Death never makes a pretty picture, but funerals are about honor and grief and healing. That the Bush administration still struggles to hide these images five years into the Iraq war speaks to a paranoia that is as politically deceitful as it is self-defeating.
The latest casualty of this crusade is Arlington National Cemetery public affairs officer Gina Gray, a woman who still suffers hearing loss from an enemy ambush in Iraq in 2003. Gray got crossways with her bosses after she tried to restore media coverage for military funerals. Two months after the Washington Post reported on her efforts, Gray was fired.
Lest you think Gray wanted to let grieving families be ambushed by the media, coverage is allowed only with the explicit permission of the next of kin. But what Gray found was that her superiors were calling families who had agreed to media coverage and trying to talk them out of it. Then, cemetery deputy superintendent Thurman Higginbotham decided to rope off photographers and reporters more than 50 yards away — far enough so they couldn't hear and could barely photograph.

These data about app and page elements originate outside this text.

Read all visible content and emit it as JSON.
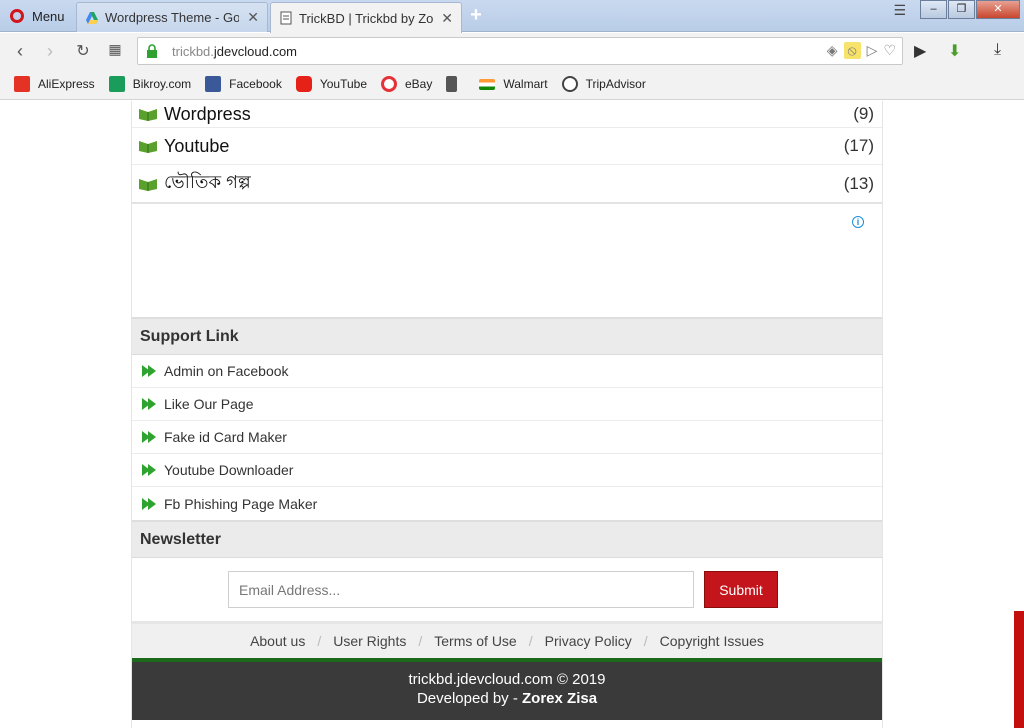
{
  "browser": {
    "menu_label": "Menu",
    "tabs": [
      {
        "title": "Wordpress Theme - Goog"
      },
      {
        "title": "TrickBD | Trickbd by Zorex"
      }
    ],
    "url_host_dim": "trickbd.",
    "url_host": "jdevcloud.com",
    "bookmarks": [
      {
        "label": "AliExpress",
        "icon": "aliexpress-icon",
        "color": "#e43225"
      },
      {
        "label": "Bikroy.com",
        "icon": "bikroy-icon",
        "color": "#1a9c5b"
      },
      {
        "label": "Facebook",
        "icon": "facebook-icon",
        "color": "#3b5998"
      },
      {
        "label": "YouTube",
        "icon": "youtube-icon",
        "color": "#e62117"
      },
      {
        "label": "eBay",
        "icon": "ebay-icon",
        "color": "#e53238"
      },
      {
        "label": "",
        "icon": "document-icon",
        "color": "#555555"
      },
      {
        "label": "Walmart",
        "icon": "india-flag-icon",
        "color": "#ff9933"
      },
      {
        "label": "TripAdvisor",
        "icon": "tripadvisor-icon",
        "color": "#444444"
      }
    ]
  },
  "categories": [
    {
      "name": "Wordpress",
      "count": "(9)"
    },
    {
      "name": "Youtube",
      "count": "(17)"
    },
    {
      "name": "ভৌতিক গল্প",
      "count": "(13)"
    }
  ],
  "ad": {
    "info": "i"
  },
  "support": {
    "title": "Support Link",
    "links": [
      "Admin on Facebook",
      "Like Our Page",
      "Fake id Card Maker",
      "Youtube Downloader",
      "Fb Phishing Page Maker"
    ]
  },
  "newsletter": {
    "title": "Newsletter",
    "placeholder": "Email Address...",
    "submit_label": "Submit"
  },
  "footer": {
    "links": [
      "About us",
      "User Rights",
      "Terms of Use",
      "Privacy Policy",
      "Copyright Issues"
    ],
    "copyright": "trickbd.jdevcloud.com © 2019",
    "developed_prefix": "Developed by - ",
    "developer": "Zorex Zisa"
  },
  "colors": {
    "accent_red": "#c4151c",
    "footer_dark": "#3a3a3a",
    "footer_green": "#1b6a1b"
  }
}
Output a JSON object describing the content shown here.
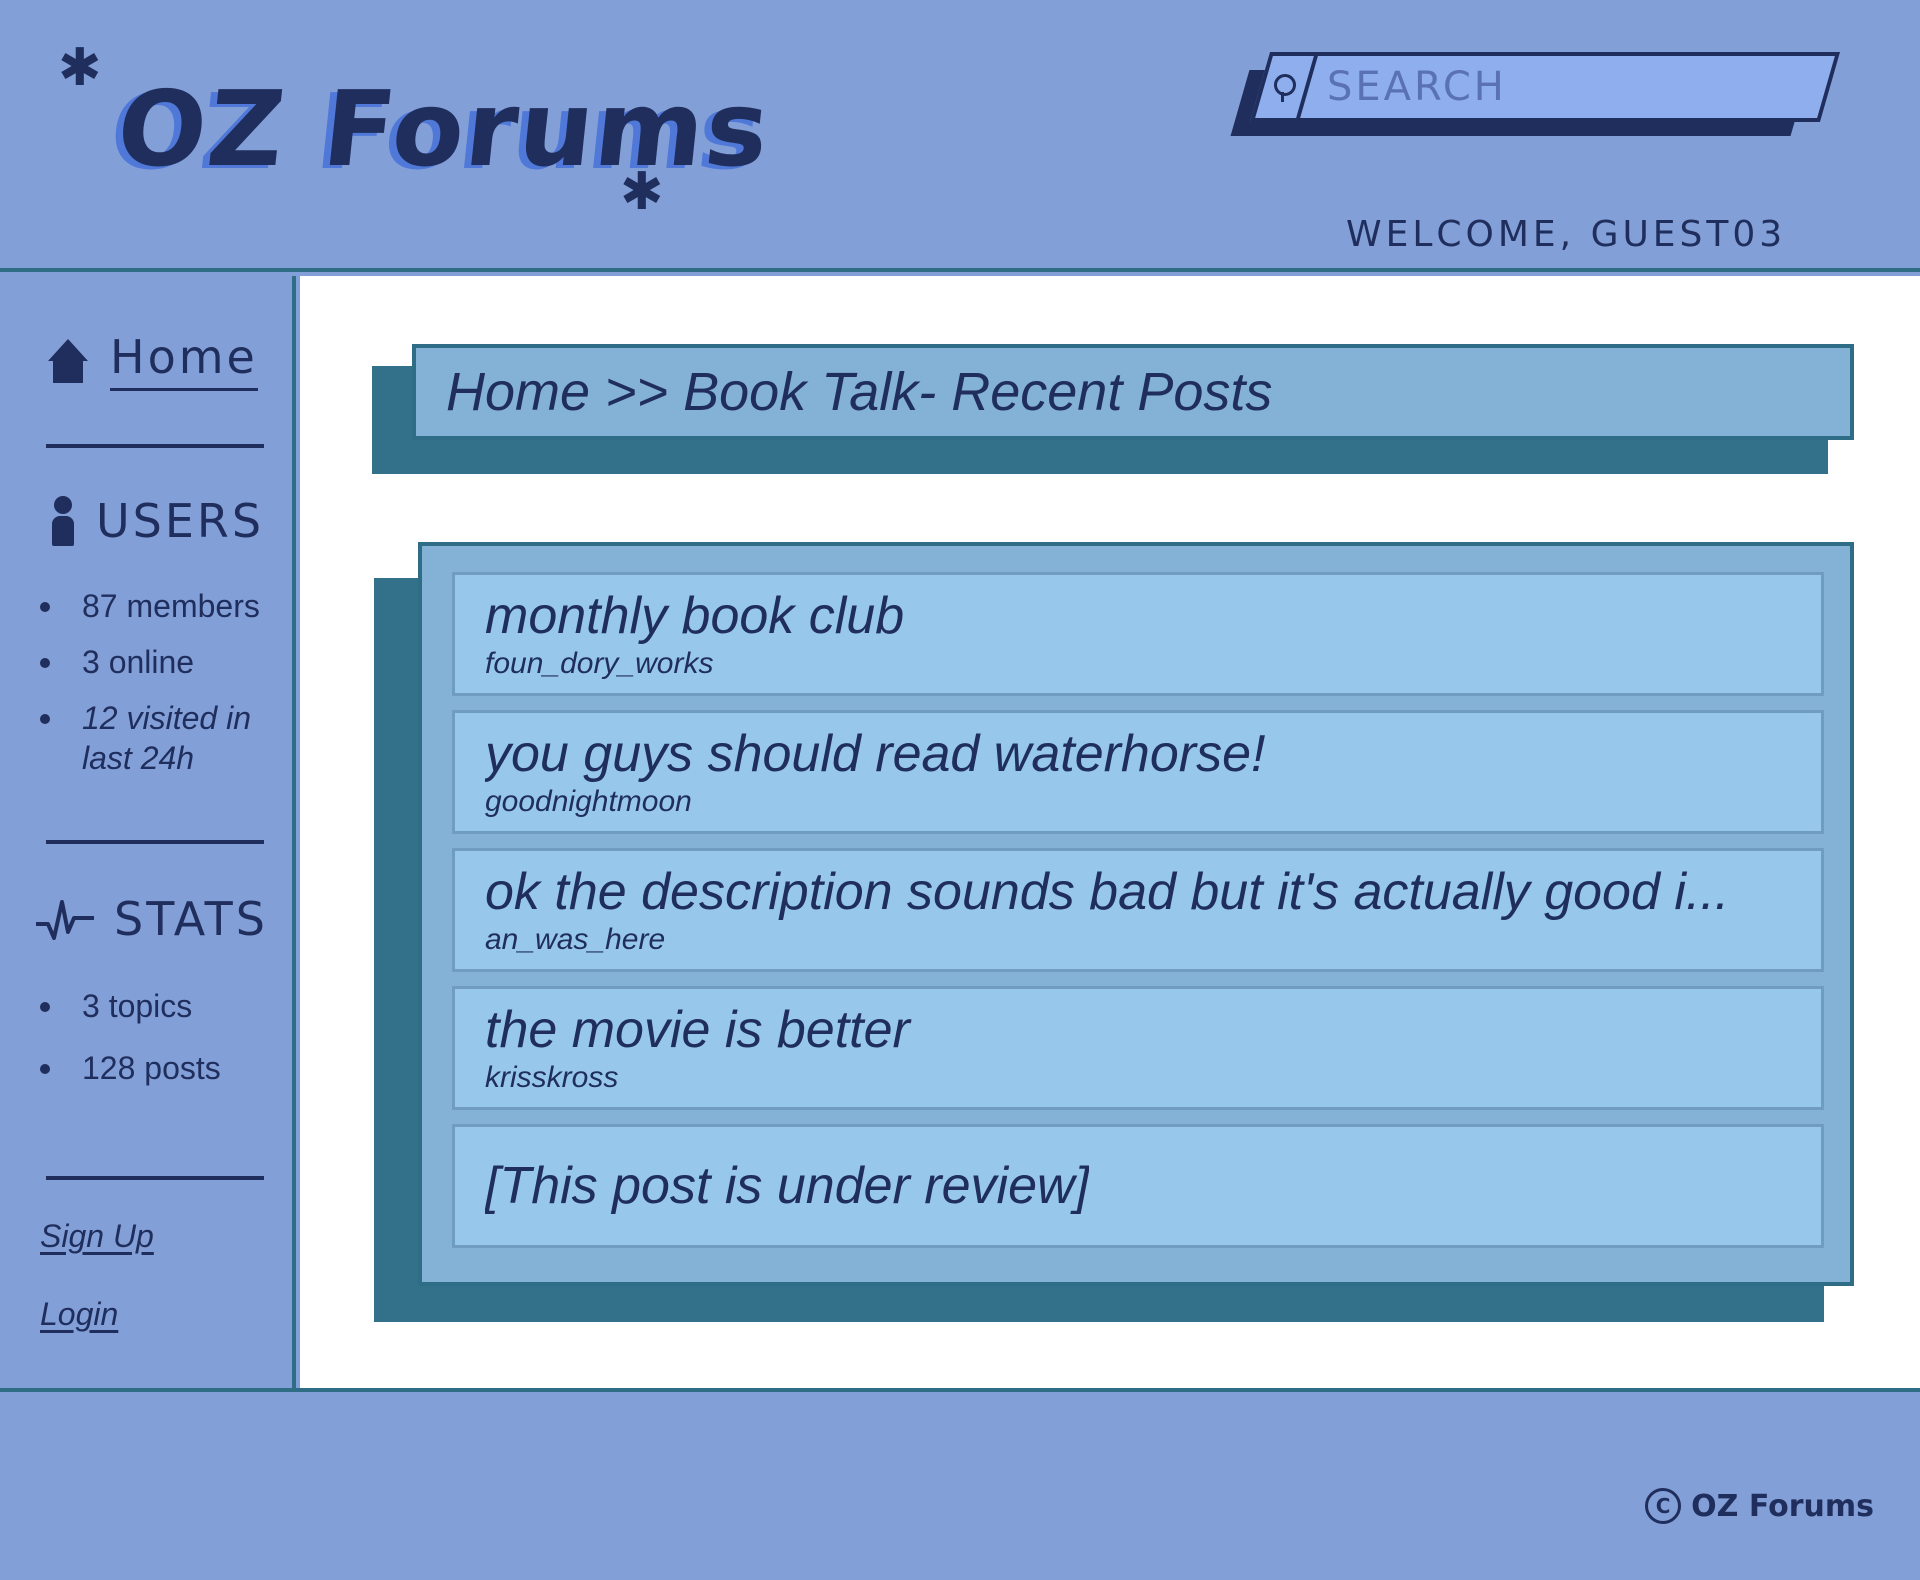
{
  "header": {
    "logo": "OZ Forums",
    "search": {
      "placeholder": "SEARCH"
    },
    "welcome": "WELCOME, GUEST03"
  },
  "sidebar": {
    "home_label": "Home",
    "users": {
      "label": "USERS",
      "items": [
        "87 members",
        "3 online",
        "12 visited in last 24h"
      ]
    },
    "stats": {
      "label": "STATS",
      "items": [
        "3 topics",
        "128 posts"
      ]
    },
    "links": {
      "signup": "Sign Up",
      "login": "Login"
    }
  },
  "main": {
    "breadcrumb": "Home >> Book Talk- Recent Posts",
    "posts": [
      {
        "title": "monthly book club",
        "author": "foun_dory_works"
      },
      {
        "title": "you guys should read waterhorse!",
        "author": "goodnightmoon"
      },
      {
        "title": "ok the description sounds bad but it's actually good i...",
        "author": "an_was_here"
      },
      {
        "title": "the movie is better",
        "author": "krisskross"
      },
      {
        "title": "[This post is under review]",
        "author": ""
      }
    ]
  },
  "footer": {
    "copyright_symbol": "C",
    "copyright": "OZ Forums"
  },
  "colors": {
    "background": "#829fd8",
    "ink": "#1f2e5c",
    "panel": "#84b1d6",
    "post": "#97c8ec",
    "shadow": "#33708a"
  },
  "icons": [
    "star-icon",
    "search-icon",
    "home-icon",
    "user-icon",
    "pulse-icon",
    "copyright-icon"
  ]
}
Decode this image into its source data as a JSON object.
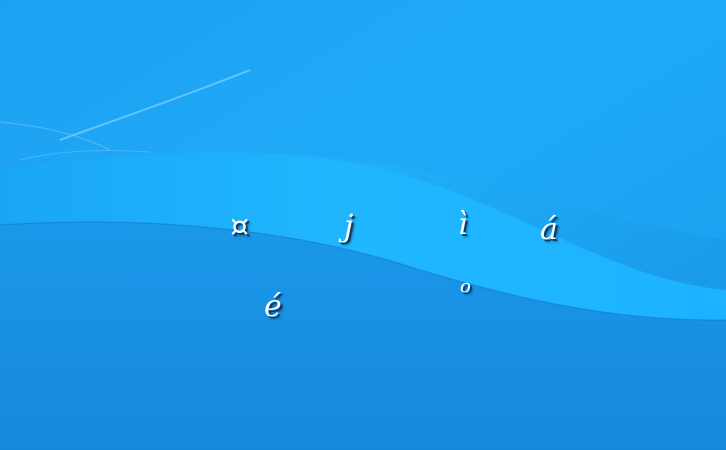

This has been a pattern, of course, under a Bush White House obsessed with managing the images of war. The president decided early on to keep his distance from funerals, and the Pentagon banned photographs of the flag-draped coffins arriving in Dover, Del. But Defense Secretary Robert Gates has promised, and sometimes delivered, a more transparent view of war than his predecessor. Why has he not stepped in to right this wrong?
The absurdity of this kind of censorship is that it ends up, in many cases, leaving communities more detached from the fallen soldiers and the grieving families in their midst. Media coverage allows a broader audience to learn about and then to honor these patriots. If the families welcome it, military bureaucrats ought to honor their wishes.